Dr. Victoria M. DeFrancesco Soto

Dr. Victoria M. DeFrancesco Soto


Victoria is Assistant Dean at the LBJ School of Public Affairs and a contributor to MSNBC and Telemundo. Her areas of expertise in the domestic policy landscape include immigration, Latinos, women and childcare, and economic equity. more→


Victoria brings an interdisciplinary lens to understanding policy development and its intersection with institutional and political contexts. Underlying her academic work is the applicability of rigorous research to on-the-ground policy realities.

Dr. Victoria M. DeFrancesco Soto
Dr. Victoria M. DeFrancesco Soto

Recent Media

This article originally appeared on NBCNews.com

Anti-climatic; that’s what former FBI Director James Comey’s public testimony before the Senate Intelligence committee was.

Most of the thrill of surprise was taken out because he released his statement a day before his hearing. And even before then the media had pieced the narrative together. Then, finally there’s the former FBI Director’s silky smooth professional demeanor. There was no question that he did not foresee and manage with confident ease.

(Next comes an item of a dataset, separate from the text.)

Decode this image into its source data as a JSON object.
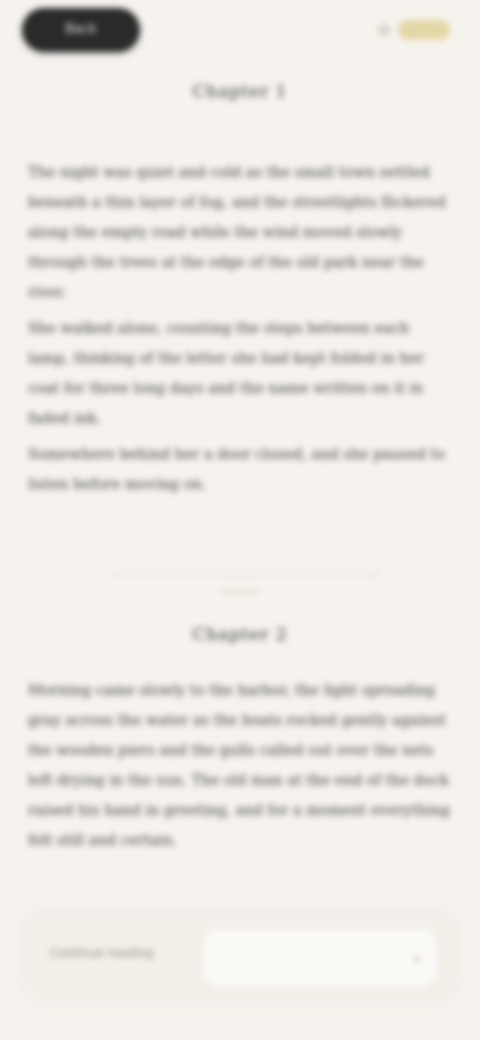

At the end of Comey’s much anticipated public testimony there was nothing remotely resembling a Russia-Trump smoking gun. The most sensational part of the hearing was the repeated reference to President Trump as a liar. For those who are no fans of Trump that was stating the obvious. But for James Comey, steeped in the protocol of Washington D.C., that was some X-rated stuff.

So what can we take away from today’s hearing?

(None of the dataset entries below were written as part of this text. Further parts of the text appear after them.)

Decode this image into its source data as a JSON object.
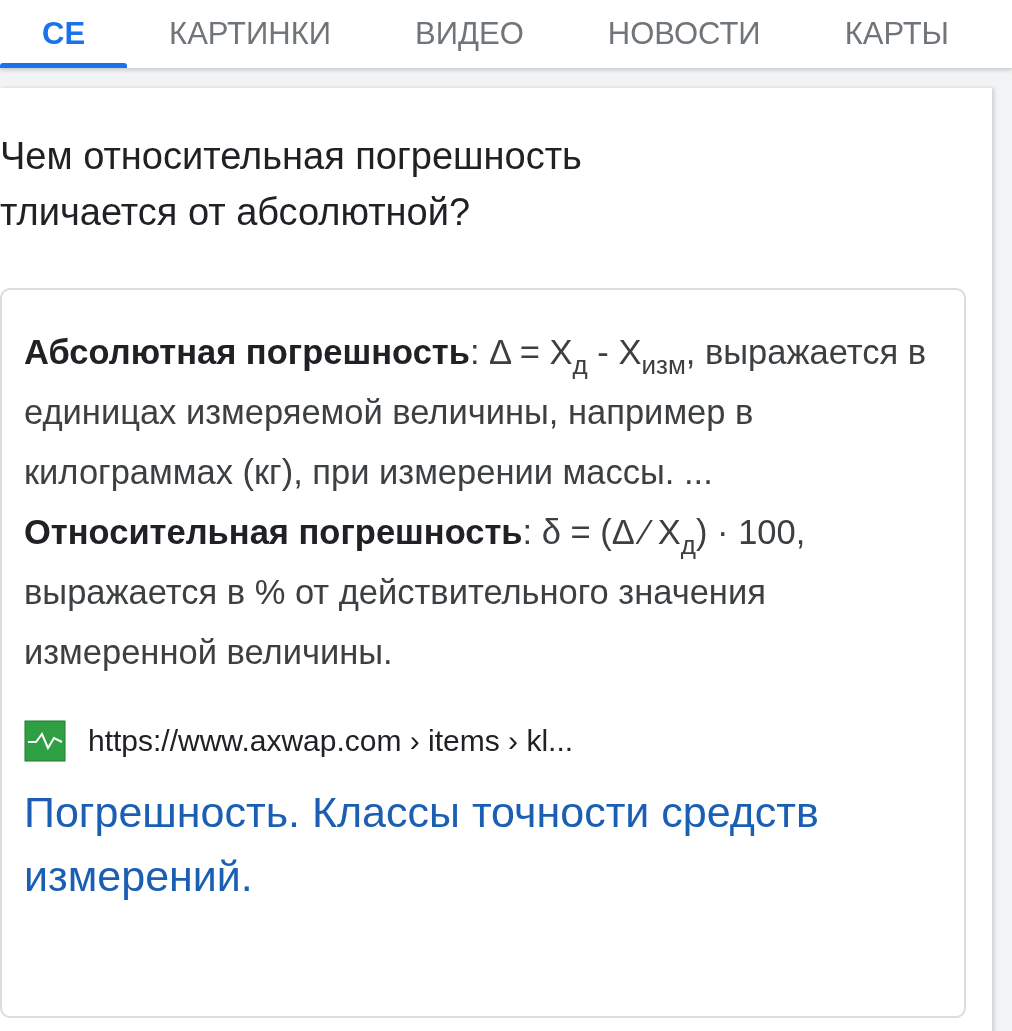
{
  "tabs": [
    {
      "label": "СЕ",
      "selected": true
    },
    {
      "label": "КАРТИНКИ",
      "selected": false
    },
    {
      "label": "ВИДЕО",
      "selected": false
    },
    {
      "label": "НОВОСТИ",
      "selected": false
    },
    {
      "label": "КАРТЫ",
      "selected": false
    }
  ],
  "question": {
    "lines": [
      "Чем относительная погрешность",
      "тличается от абсолютной?"
    ]
  },
  "snippet": {
    "text": "**Абсолютная погрешность**: Δ = X$_{д}$ - X$_{изм}$, выражается в единицах измеряемой величины, например в килограммах (кг), при измерении массы. ... **Относительная погрешность**: δ = (Δ ⁄ X$_{д}$) · 100, выражается в % от действительного значения измеренной величины.",
    "url": "https://www.axwap.com › items › kl...",
    "link": "Погрешность. Классы точности средств измерений."
  }
}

First, the drip, drip, drip continues. Director Comey’s hearing and his released statement continue the storyline of legally questionable actions by President Trump. The connection between Russia and Trump has smelled funny for a while. Today’s testimony did not put a cap on that funky smell but instead fanned it’s stink.

James Comey’s testimony was not an end point. The Russia probe will only accelerate in the public and media sphere now with the appointment of former FBI Director, Robert Mueller, as special counsel. Even the GOP, the President’s own party, is finding it increasingly difficult to have Trump’s back. A point that gets us to the second takeaway from today.

The GOP may not have Trump’s back but they didn’t throw him under the bus either. Texas Senator John Cornyn was masterful at changing the subject at hand and focusing on Clinton’s e-mail server. Then there’s Senator Susan Collins from Maine who also ran interference by highlighting that Comey was actually in the wrong for having passed along his meeting memos to the press via his friend.

Even Senator Marco Rubio, Trump’s one-time arch-nemesis pitched in by stating that he didn’t think Trump impeded the FBI investigation. He admitted that it was a bad idea but that he didn’t think it was criminal.

These Republican Senators and other members of the GOP know something stinks. But they’re taking a pass, at least for now, on opening up the moldy stinky Tupperware that is the Trump-Russia connection. President Trump may not have high approval but his voters make up a key part of the GOP constituency and these elected officials know all too well who they answer to.

The hope for the future of this country, beyond partisan considerations, is that the real Trump-Russia story is aired out and that the drip, drip, drip of information continues to build.